The Lamborghini Aventador is essentially the last of the schoolboy-bedroom-wall Lambos. The spiritual (and literal) successor to the Murcielago, Diablo, Countach and Miura. Quite the family tree. Fortunately, it stands up to its illustrious heritage courtesy of dramatic, angular lines and a screaming (maximum power arrives beyond 8,000rpm), naturally aspirated 6.5-litre V12.
That V12 delivers between 700hp and 780hp depending on the particular flavour of Aventador, but none of them has anything so new-school as turbochargers or hybrid power. You do get four-wheel drive, but that seems fair enough for a car with such power. Not all Aventadors are created equal, however. Models such as 2017’s LP740-4 got four-wheel steering, for example, making it much more agile than the earlier cars. And the 750hp SV once held a Nurburgring lap record, don’t forget.

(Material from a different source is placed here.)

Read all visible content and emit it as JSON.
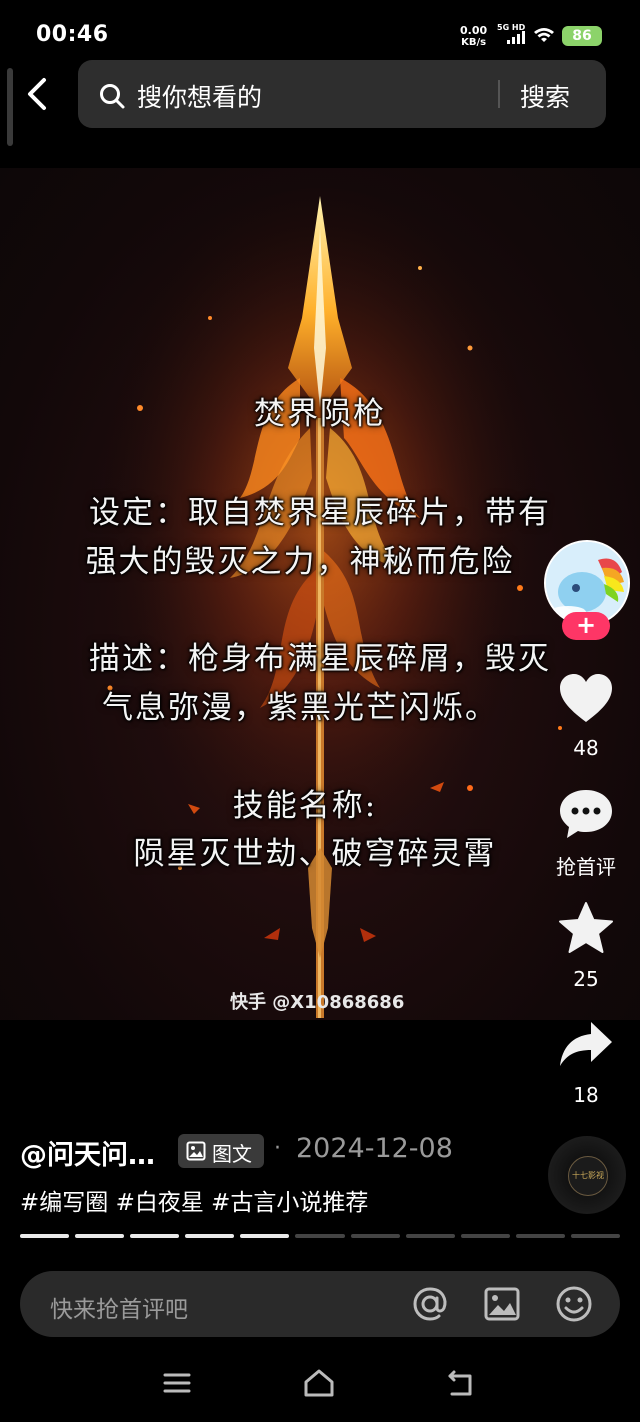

If there’s a weakness in the Aventador’s make-up, it’s undoubtedly the seven-speed single-clutch automated manual gearshift. This felt old-hat, clunky and fragile in 2011 – by the standards of the 2020s, it’s positively steampunk. Get over that small issue, though, and the Aventador is exactly what a Lamborghini supercar should be: an Athena poster made real. And there will never be another quite like it.